“We’ve seen seven straight weeks of builds in crude oil inventories. The oil market fundamentals are softening and yet we see record highs being set, day in and day out,” Shum said.
Shum warned of the possibility of a sharp correction at some point, though unlikely in the near term.
“Right now, there’s a lot of trading based on emotion — emotions are high and that could keep crude oil at elevated levels, but the market faces the risk of a price collapse.”
The Japanese government on Friday urged the oil cartel OPEC to increase output to help ease record prices.
“The high crude prices are gradually damaging the global economy. This will damage the economies of oil-producing countries,” Minister of Economy, Trade and Industry Akira Amari said.
The Organization of Petroleum Exporting Countries holds its next policy meeting on March 5. It is likely to decide to keep current production levels unchanged, or even cut production, according to reported comments by OPEC President Chakib Khelil.
Khelil noted that oil inventories were growing, and that the recent rally in oil prices has been driven by the U.S. dollar’s weakness and speculative trades amid geopolitical risks.
“Several OPEC ministers are just itching for a reason, any reason, to cut output. A number of OPEC countries have become as addicted to high prices as the West has become to their oil,” Cameron Hanover’s report said.
“The ministers may not be able to find any reason to cut production now, especially if oil prices keep rising. If they cannot, they will plan another meeting in five weeks and will cut output at the first hurdle.”
Crude prices are within the range of inflation-adjusted highs set in early 1980. A $38 barrel of oil then would be worth $97 to $104 or more today, depending on the how the adjustment is calculated.
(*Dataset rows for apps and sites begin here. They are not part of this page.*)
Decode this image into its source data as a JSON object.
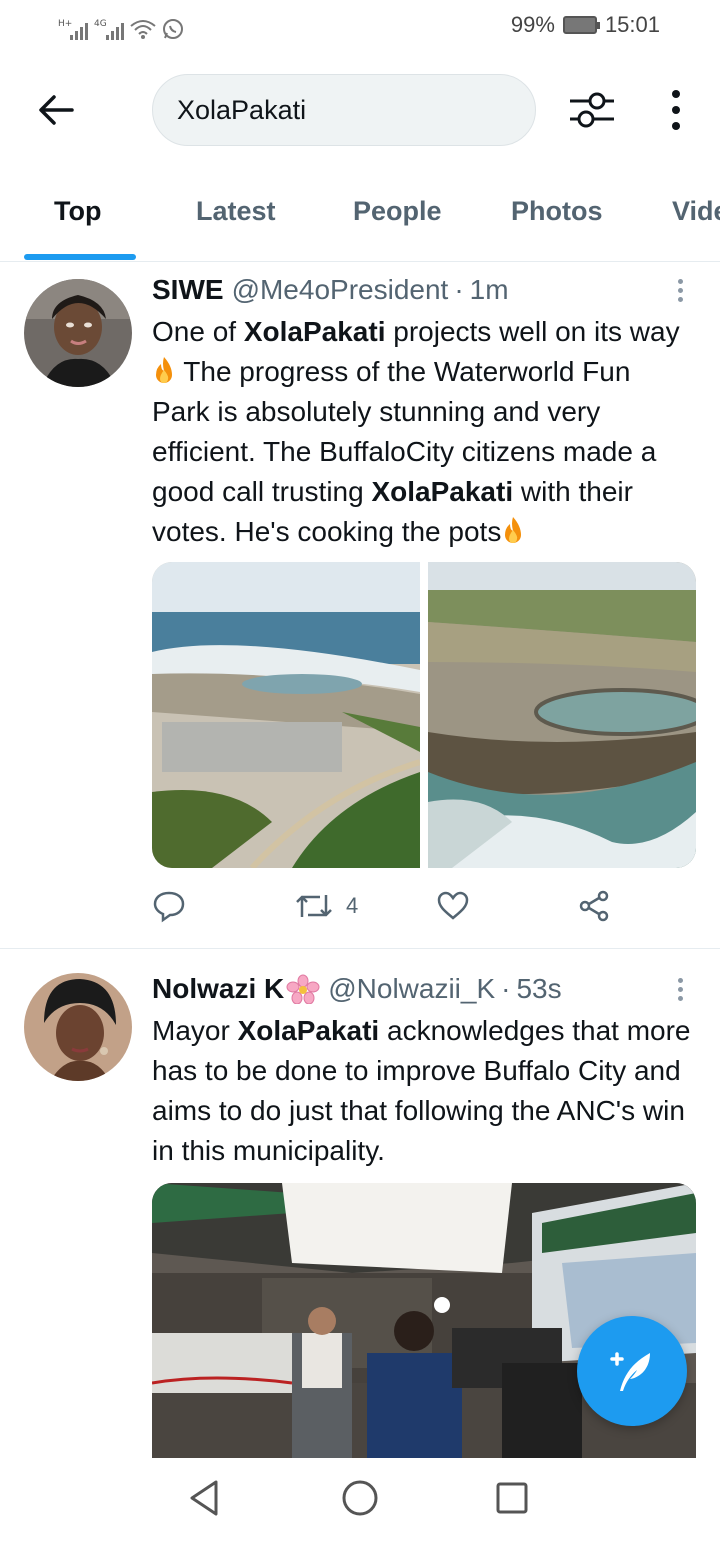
{
  "status_bar": {
    "signal1_label": "H+",
    "signal2_label": "4G",
    "battery_percent": "99%",
    "time": "15:01"
  },
  "search": {
    "query": "XolaPakati"
  },
  "tabs": [
    {
      "label": "Top",
      "active": true
    },
    {
      "label": "Latest",
      "active": false
    },
    {
      "label": "People",
      "active": false
    },
    {
      "label": "Photos",
      "active": false
    },
    {
      "label": "Videos",
      "active": false
    }
  ],
  "tweets": [
    {
      "name": "SIWE",
      "handle": "@Me4oPresident",
      "separator": "·",
      "time": "1m",
      "text": {
        "p1": "One of ",
        "p2": "XolaPakati",
        "p3": " projects well on its way",
        "p4": " The progress of the Waterworld Fun Park is absolutely stunning and very efficient. The BuffaloCity citizens made a good call trusting ",
        "p5": "XolaPakati",
        "p6": " with their votes. He's cooking the pots"
      },
      "retweet_count": "4"
    },
    {
      "name": "Nolwazi K",
      "handle": "@Nolwazii_K",
      "separator": "·",
      "time": "53s",
      "text": {
        "p1": "Mayor ",
        "p2": "XolaPakati",
        "p3": " acknowledges that more has to be done to improve Buffalo City and aims to do just that following the ANC's win in this municipality."
      }
    }
  ],
  "colors": {
    "accent": "#1d9bf0",
    "text_primary": "#0f1419",
    "text_secondary": "#536471",
    "search_bg": "#eff3f4"
  }
}
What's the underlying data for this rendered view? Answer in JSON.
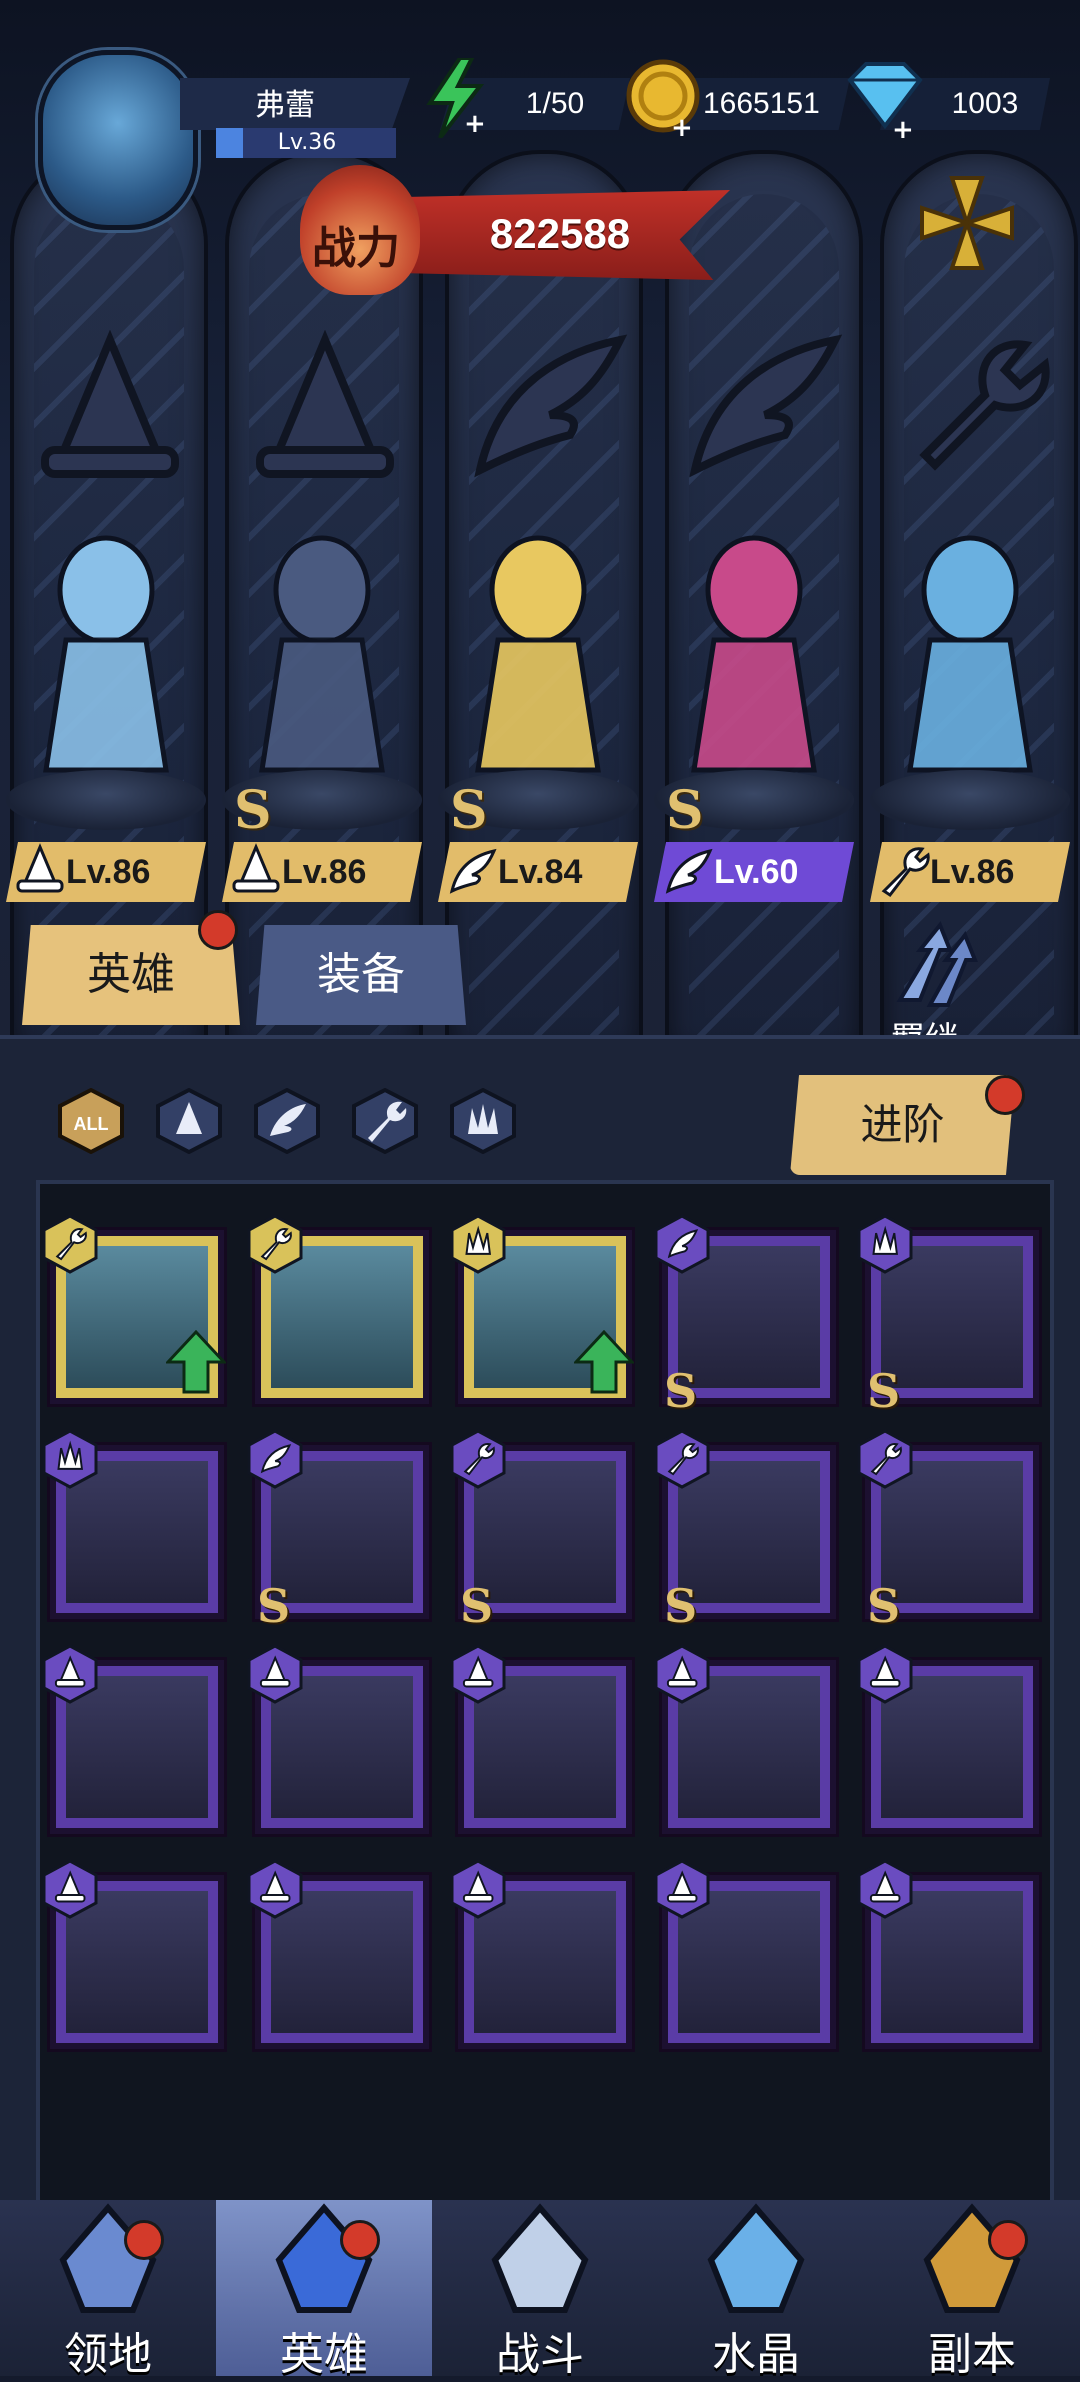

A direct comparison with daily Nymex prices is difficult because historical data, gathered before the crude futures contract was created in 1983, are based on average monthly prices posted by oil producers.
In other Nymex trading, heating oil retreated 1.30 cents to $2.8326 a gallon while gasoline futures fell 1.17 cents to $2.4840 a gallon. Natural gas futures slipped 7 cents to $9.373 per 1,000 cubic feet.
Associated Press writer Gillian Wong in Singapore contributed to this report.